Defensively, the Elis allowed Cal and Lehigh just 14 and 12 shots on goal, respectively.
McMullan saved 13 of those, increasing her season save percentage to 46.8 and her save total to 66. Both figures are third in the Ivy League.
“Our defenders have done a great job of keeping us in tight games,” McMullan said. “By causing turnovers on the defensive end, they give our attackers more opportunities to score.”
Friday against Cal, Daniggelis took an early lead for Yale with a goal three minutes into the first half. The Golden Bears scored twice seven minutes later to grab the advantage, but the Bulldogs soon took back the lead and never let it go.
Daniggelis scored two goals consecutively, making the score 3–2, and midfielder Christina Doherty ’15 and attack Jen DeVito ’14 followed up with a goal apiece to extend the lead.
Cal kept the game close for most of the contest, and back-and-forth scoring led to a 9–6 score midway through the second half.
At that point, though, the Bulldogs appeared to decide that three goals was not a satisfactory margin of victory.
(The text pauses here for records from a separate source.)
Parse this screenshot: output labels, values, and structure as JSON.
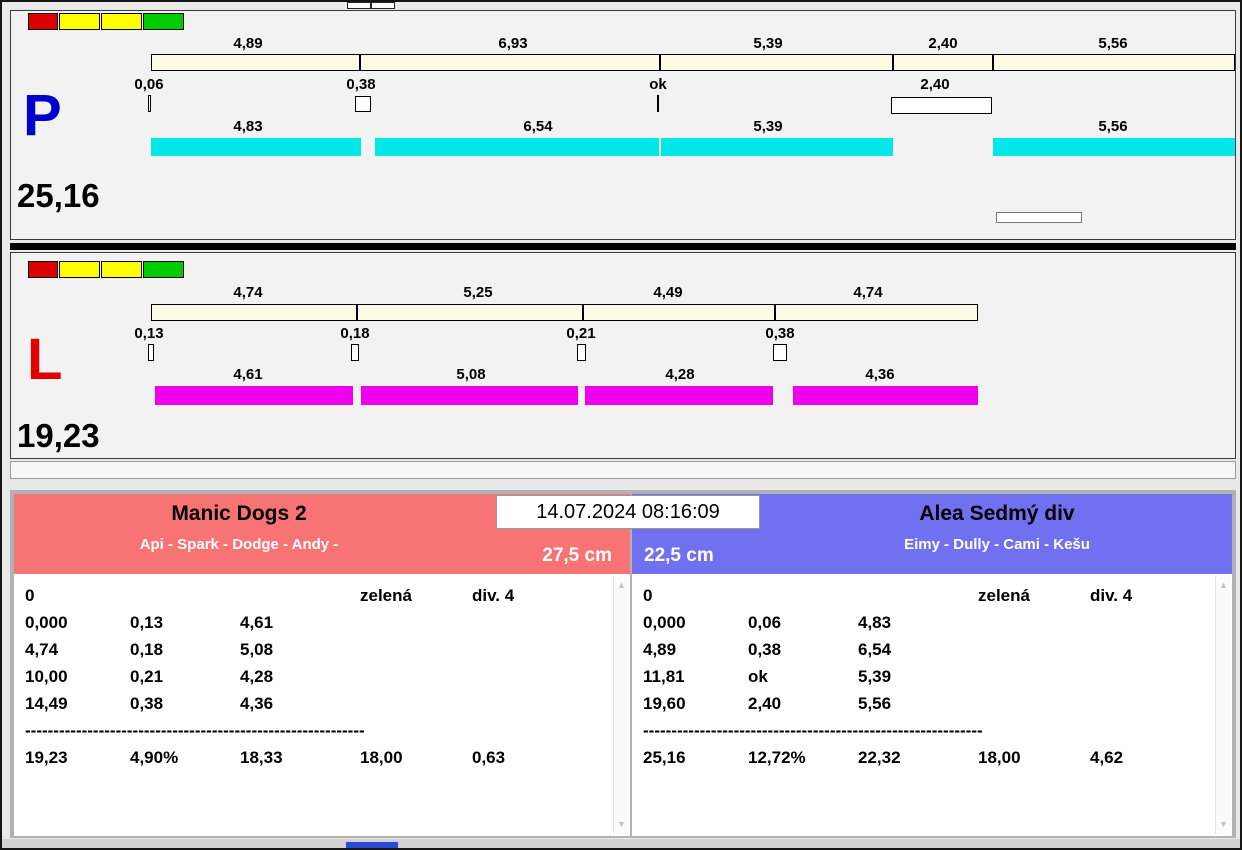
{
  "window": {
    "timestamp": "14.07.2024 08:16:09"
  },
  "track_p": {
    "lane_label": "P",
    "total_time": "25,16",
    "split_times": [
      "4,89",
      "6,93",
      "5,39",
      "2,40",
      "5,56"
    ],
    "changeover_times": [
      "0,06",
      "0,38",
      "ok",
      "2,40"
    ],
    "dog_times": [
      "4,83",
      "6,54",
      "5,39",
      "5,56"
    ]
  },
  "track_l": {
    "lane_label": "L",
    "total_time": "19,23",
    "split_times": [
      "4,74",
      "5,25",
      "4,49",
      "4,74"
    ],
    "changeover_times": [
      "0,13",
      "0,18",
      "0,21",
      "0,38"
    ],
    "dog_times": [
      "4,61",
      "5,08",
      "4,28",
      "4,36"
    ]
  },
  "left_team": {
    "name": "Manic Dogs 2",
    "dogs": "Api - Spark - Dodge - Andy -",
    "jump_height": "27,5 cm",
    "info_row": {
      "penalty": "0",
      "color": "zelená",
      "division": "div. 4"
    },
    "rows": [
      [
        "0,000",
        "0,13",
        "4,61"
      ],
      [
        "4,74",
        "0,18",
        "5,08"
      ],
      [
        "10,00",
        "0,21",
        "4,28"
      ],
      [
        "14,49",
        "0,38",
        "4,36"
      ]
    ],
    "separator": "------------------------------------------------------------",
    "totals": [
      "19,23",
      "4,90%",
      "18,33",
      "18,00",
      "0,63"
    ]
  },
  "right_team": {
    "name": "Alea Sedmý div",
    "dogs": "Eimy - Dully - Cami - Kešu",
    "jump_height": "22,5 cm",
    "info_row": {
      "penalty": "0",
      "color": "zelená",
      "division": "div. 4"
    },
    "rows": [
      [
        "0,000",
        "0,06",
        "4,83"
      ],
      [
        "4,89",
        "0,38",
        "6,54"
      ],
      [
        "11,81",
        "ok",
        "5,39"
      ],
      [
        "19,60",
        "2,40",
        "5,56"
      ]
    ],
    "separator": "------------------------------------------------------------",
    "totals": [
      "25,16",
      "12,72%",
      "22,32",
      "18,00",
      "4,62"
    ]
  },
  "colors": {
    "cyan_bar": "#00e8e8",
    "magenta_bar": "#ee00ee",
    "cream_bar": "#fbfbe6",
    "red_header": "#f87474",
    "blue_header": "#7070f0",
    "status_red": "#dd0000",
    "status_yellow": "#ffff00",
    "status_green": "#00cc00",
    "lane_p_color": "#0000cc",
    "lane_l_color": "#e00000"
  }
}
Nor was four, or five, or 10. Yale finished the contest with eight consecutive goals — more than the Golden Bears scored in the entire game — to take a 17–6 victory.
“We were especially effective offensively against Cal due to our ability to capitalize on fast break opportunities,” McMullan said. “Both our attackers and our midfielders contributed goals and assists, and this forced Cal to worry about all seven offensive players on the field rather than concentrating their efforts on one or two players.”
Daniggelis and DeVito contributed four goals each in the win, often assisting each other as the leaders of Yale’s attack. DeVito netted all four shots that she fired towards Cal goalie Helen Hansen.
While Cal committed five yellow card penalties in the game, leading to two man-up goals for Yale, the Bulldogs did not commit one until there were 12 seconds left in the contest.
The Golden Bears returned to warm Berkeley, Cali. following the game, but the Bulldogs reported back to Reese Stadium on Sunday to play Lehigh in the same rainy weather they had seen two days before.
Daniggelis opened up scoring again with a goal one minute into the game. She then proceeded to score four more consecutive goals for Yale, with one Lehigh goal between them. With eight minutes remaining in the first half, Yale boasted a 5–1 lead with all scoring thanks to Daniggelis.
Unlike Cal, however, Lehigh had the ability to recover from the deficit. The Eli lead was quickly shrunk from four to one as the Mountain Hawks scored three goals in five minutes. DeVito and Doherty were able to tack on insurance in the final minutes of the first half, and the teams headed to the locker room with Yale up 7–4.
The Bulldogs only managed to score a single goal in the second half on a free position shot by Daniggelis. But they held the Mountain Hawks to three in the half, just enough to preserve a one-goal lead.
Yale gained possession on a save by McMullan with five minutes left in regulation and passed the ball around for almost the entire time to prevent Lehigh from having a chance to score.
The clock ran out as Doherty fired a shot off the post, the only shot in the last five minutes, and Yale finished with the 8–7 victory.
“Against Cal, our attack worked well as a unit and executed our plays extremely well,” Mullins said. “Against Lehigh, we succeed in limiting our turnovers, which was a major focus for the weekend.”
The Bulldogs return to conference play on Saturday when they play at Princeton.